→ **What the task asks**
Which lines in the data below contain the string "cuenta"? Show each one.

→ **Task material**
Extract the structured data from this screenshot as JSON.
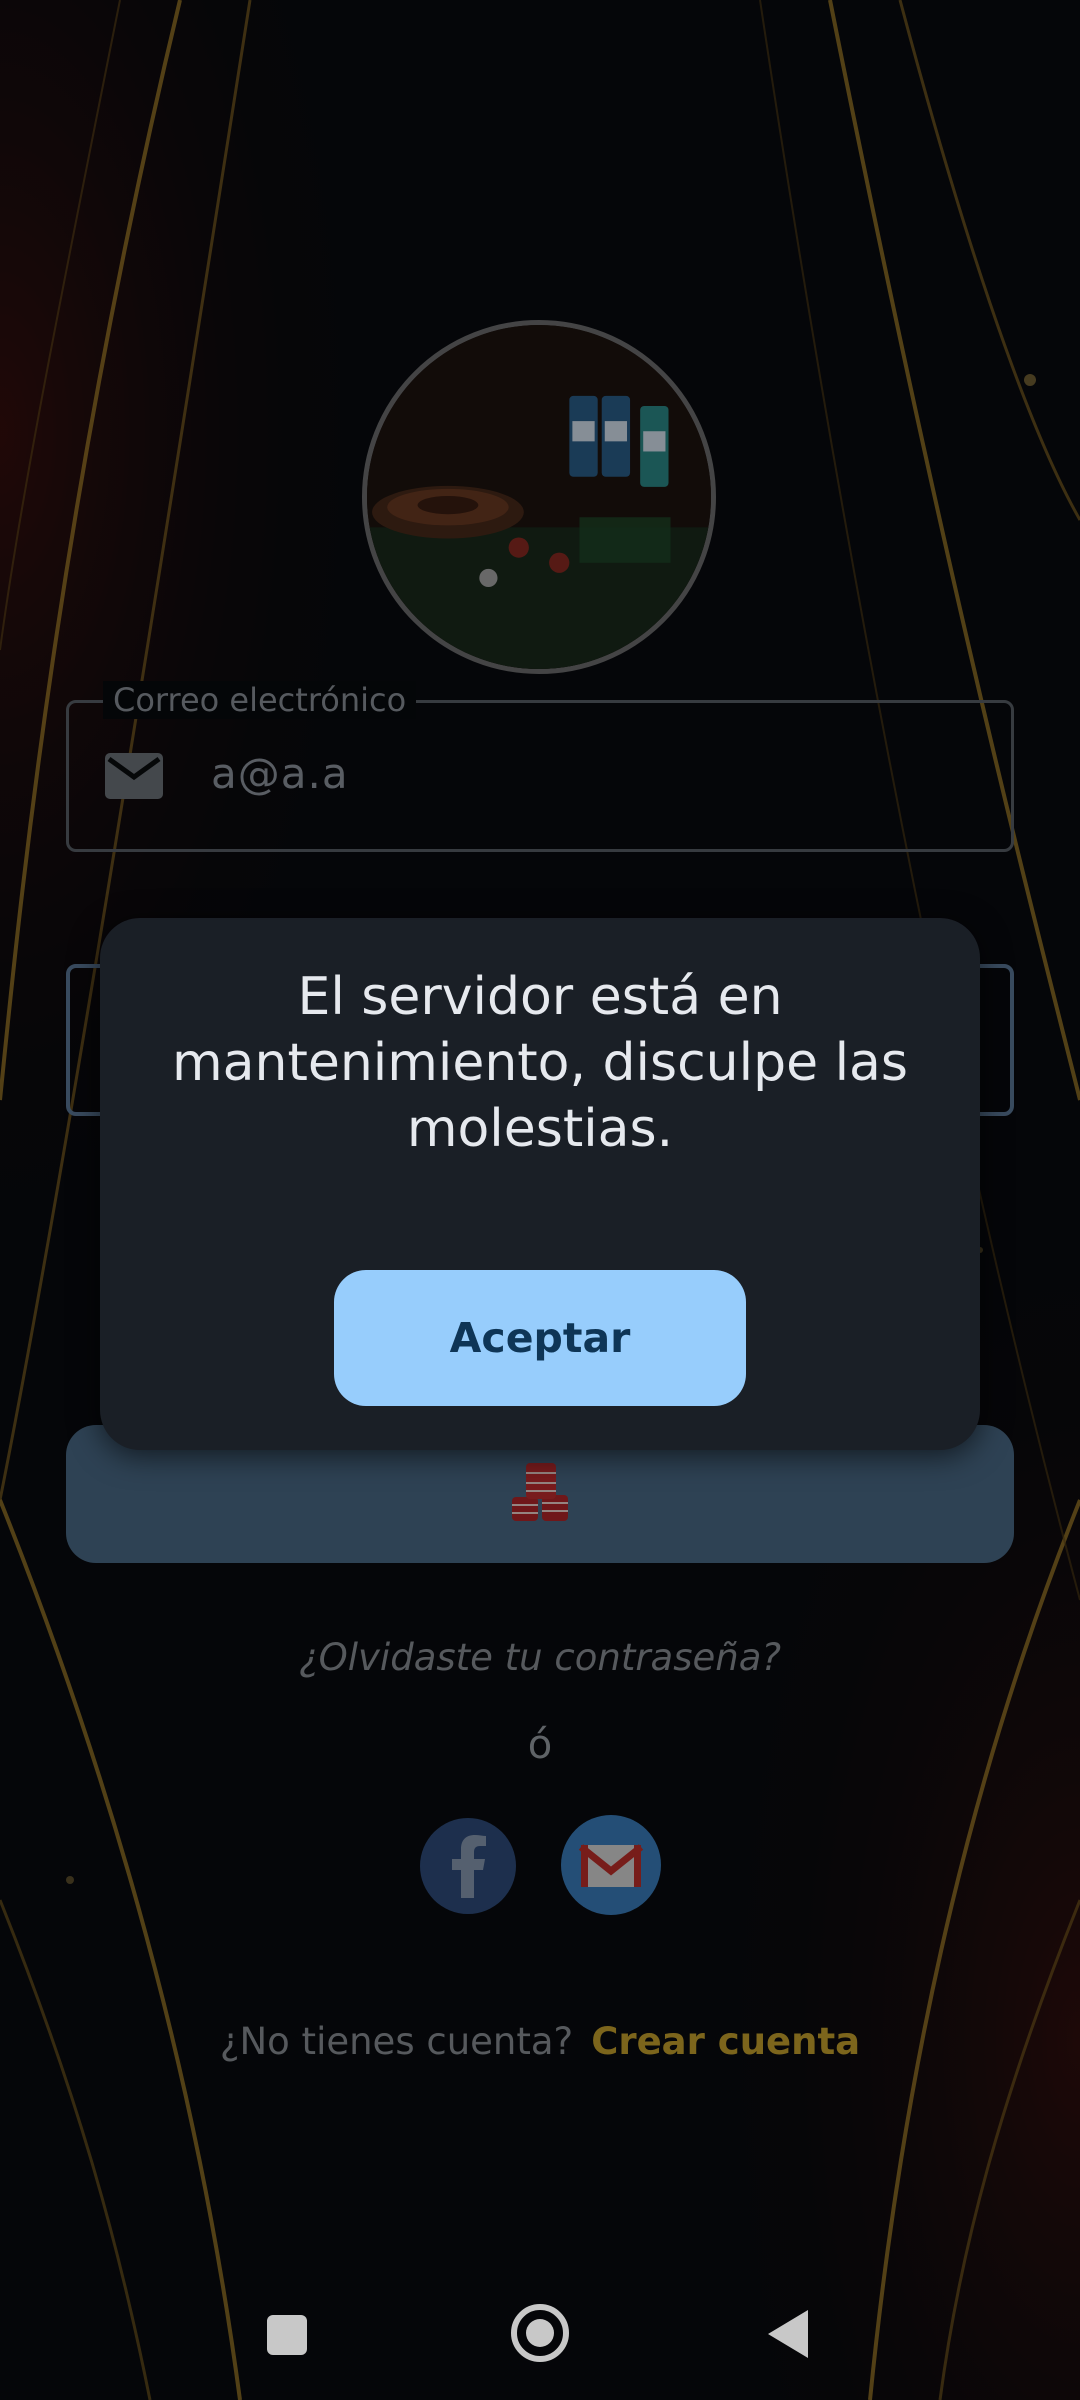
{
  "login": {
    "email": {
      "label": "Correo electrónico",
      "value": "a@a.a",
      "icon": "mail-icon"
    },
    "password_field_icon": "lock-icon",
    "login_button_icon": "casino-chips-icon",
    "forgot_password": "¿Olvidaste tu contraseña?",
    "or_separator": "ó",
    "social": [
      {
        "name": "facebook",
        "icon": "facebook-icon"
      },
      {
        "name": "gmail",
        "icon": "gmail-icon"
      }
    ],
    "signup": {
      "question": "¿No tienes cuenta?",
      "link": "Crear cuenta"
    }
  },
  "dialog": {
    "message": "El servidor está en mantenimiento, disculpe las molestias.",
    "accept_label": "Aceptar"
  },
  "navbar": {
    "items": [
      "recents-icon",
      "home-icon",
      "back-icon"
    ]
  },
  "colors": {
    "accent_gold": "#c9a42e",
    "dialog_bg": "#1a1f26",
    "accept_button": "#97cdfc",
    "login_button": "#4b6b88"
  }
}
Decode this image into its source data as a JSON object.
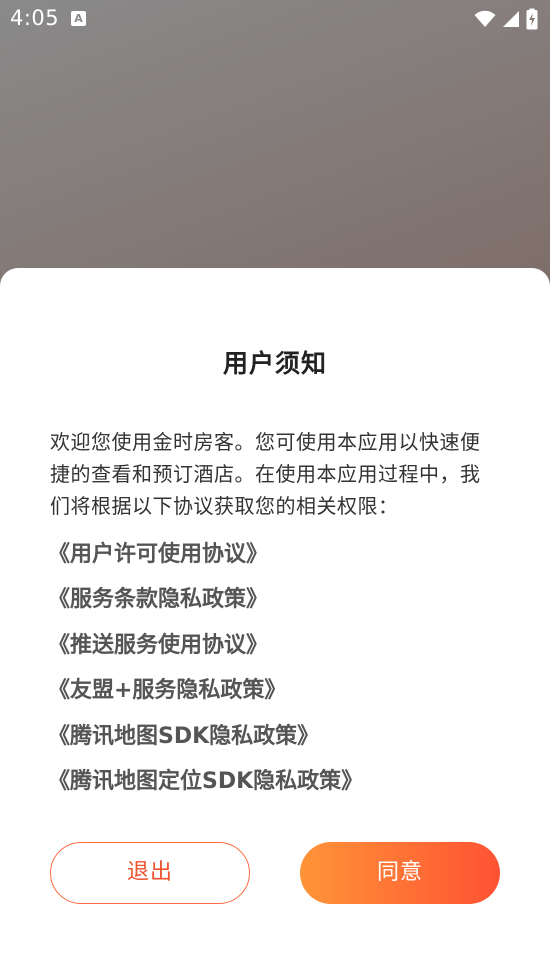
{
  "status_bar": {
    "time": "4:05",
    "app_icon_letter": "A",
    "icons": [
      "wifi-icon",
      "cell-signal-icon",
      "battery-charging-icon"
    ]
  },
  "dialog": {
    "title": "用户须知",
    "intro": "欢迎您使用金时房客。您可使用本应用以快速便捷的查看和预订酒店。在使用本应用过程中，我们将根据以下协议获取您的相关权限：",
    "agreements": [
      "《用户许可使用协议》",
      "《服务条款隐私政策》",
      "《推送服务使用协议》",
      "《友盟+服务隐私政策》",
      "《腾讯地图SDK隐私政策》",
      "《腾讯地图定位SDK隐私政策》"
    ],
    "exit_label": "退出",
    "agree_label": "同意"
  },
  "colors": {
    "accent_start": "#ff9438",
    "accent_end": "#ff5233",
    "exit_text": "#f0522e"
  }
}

→ **Solution to this problem**
      "question": "¿No tienes cuenta?",
      "link": "Crear cuenta"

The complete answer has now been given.